Tuberculosis (IB) is a good example of a disease that is easy to cure with modern chemotherapy but yet continues to ravage entire communities leaving in its wake a trail of human suffering. Since time immemorial, hlberculosis has reaped untold suffering in human society and continues to do so with near impunity in some countries. In the latter part of the nineteenth century, Robert Koch proved that tuberculosis was due to a specific organism, the JvJycohacteriu11l tuberculosis (2). The introduction of effective anti-tuberculosis dmgs, started in the 1940s with the discovelY of streptomycin by Selman \\Vaksman (1) in the US, heralded a new optimistic stage in the control of tuberculosis. Brightman and Hilleboe best summed this optimism in 1962 (3): ' "The white plague, tuberculosis - is retreating ... 11,e decade ahead of us, the sixties, will be decisive. We are determined ... that the retreat oj the tubercle bacillus shall inflict asfew casualties upon our human resources as possible. Today tuberculosis workers have found it increasingly more difficult to find the persons who have active tuberculosis and control work requires case-finding methods that have the accuracy oJhigh-powered rifles ... Ifwe lFork hard in the decade ahead, tuberculosis is one disease that we can relegate to a position oj minor importance in public health ... " It is now more than three decades ago since Brightman and Hilleboe wrote and yet tuberculosis remains a major public health problem. Estimates of the global tuberculosis problem portray a gloomy and bleak prospect. According to the World Health Organisation (\\VHO) and the International Union Against Tuberculosis and Lung Disease (IUATLD) onc-third of the world's population, that is about 1.7 billion people, is infected with A-l tuberculosis.

Dutch army (health), Mantoux, prophylaxis, tuberculosis
J. Huisman (Johannes)
Erasmus University Rotterdam
978-90-90-11896-3
hdl.handle.net/1765/17003
Erasmus MC: University Medical Center Rotterdam

Bruins, J. (1998, September 30). Mantoux Skin Testing and Isoniazid Prophylaxis in the Netherlands Army: Improving on Existing Tools.

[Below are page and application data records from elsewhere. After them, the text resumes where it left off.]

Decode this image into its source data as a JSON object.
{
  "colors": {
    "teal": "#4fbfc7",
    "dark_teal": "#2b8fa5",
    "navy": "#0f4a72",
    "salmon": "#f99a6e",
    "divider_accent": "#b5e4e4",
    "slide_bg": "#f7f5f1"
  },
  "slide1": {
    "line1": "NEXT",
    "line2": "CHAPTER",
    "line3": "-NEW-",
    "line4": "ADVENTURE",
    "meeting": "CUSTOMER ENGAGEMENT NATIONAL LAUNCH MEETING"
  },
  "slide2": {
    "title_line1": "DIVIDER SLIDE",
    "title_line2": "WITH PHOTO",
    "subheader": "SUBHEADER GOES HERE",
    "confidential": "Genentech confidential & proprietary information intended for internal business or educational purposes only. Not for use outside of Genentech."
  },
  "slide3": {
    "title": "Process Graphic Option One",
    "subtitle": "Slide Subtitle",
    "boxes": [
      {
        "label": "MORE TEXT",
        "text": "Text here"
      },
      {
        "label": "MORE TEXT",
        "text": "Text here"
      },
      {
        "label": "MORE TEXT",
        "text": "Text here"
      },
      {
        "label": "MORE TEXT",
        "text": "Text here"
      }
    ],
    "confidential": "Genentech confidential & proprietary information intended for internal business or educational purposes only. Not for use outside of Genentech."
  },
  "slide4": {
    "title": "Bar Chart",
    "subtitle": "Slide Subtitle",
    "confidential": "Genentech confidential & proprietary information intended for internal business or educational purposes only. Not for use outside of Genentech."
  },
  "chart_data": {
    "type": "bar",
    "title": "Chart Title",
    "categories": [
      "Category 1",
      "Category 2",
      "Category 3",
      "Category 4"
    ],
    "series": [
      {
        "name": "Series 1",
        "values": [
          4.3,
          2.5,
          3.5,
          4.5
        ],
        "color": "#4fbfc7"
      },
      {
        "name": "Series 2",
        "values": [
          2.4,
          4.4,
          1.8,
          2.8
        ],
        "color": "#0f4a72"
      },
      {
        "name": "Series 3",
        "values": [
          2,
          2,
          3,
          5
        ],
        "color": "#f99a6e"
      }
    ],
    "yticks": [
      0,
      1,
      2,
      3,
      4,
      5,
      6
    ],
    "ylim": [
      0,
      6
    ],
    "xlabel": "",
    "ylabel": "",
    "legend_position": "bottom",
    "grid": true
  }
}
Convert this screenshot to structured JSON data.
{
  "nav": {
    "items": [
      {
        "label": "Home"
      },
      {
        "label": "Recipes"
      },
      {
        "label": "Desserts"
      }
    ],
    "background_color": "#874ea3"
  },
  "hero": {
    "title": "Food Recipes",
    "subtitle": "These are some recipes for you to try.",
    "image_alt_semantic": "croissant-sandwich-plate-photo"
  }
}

Erasmus University Rotterdam. Retrieved from http://hdl.handle.net/1765/17003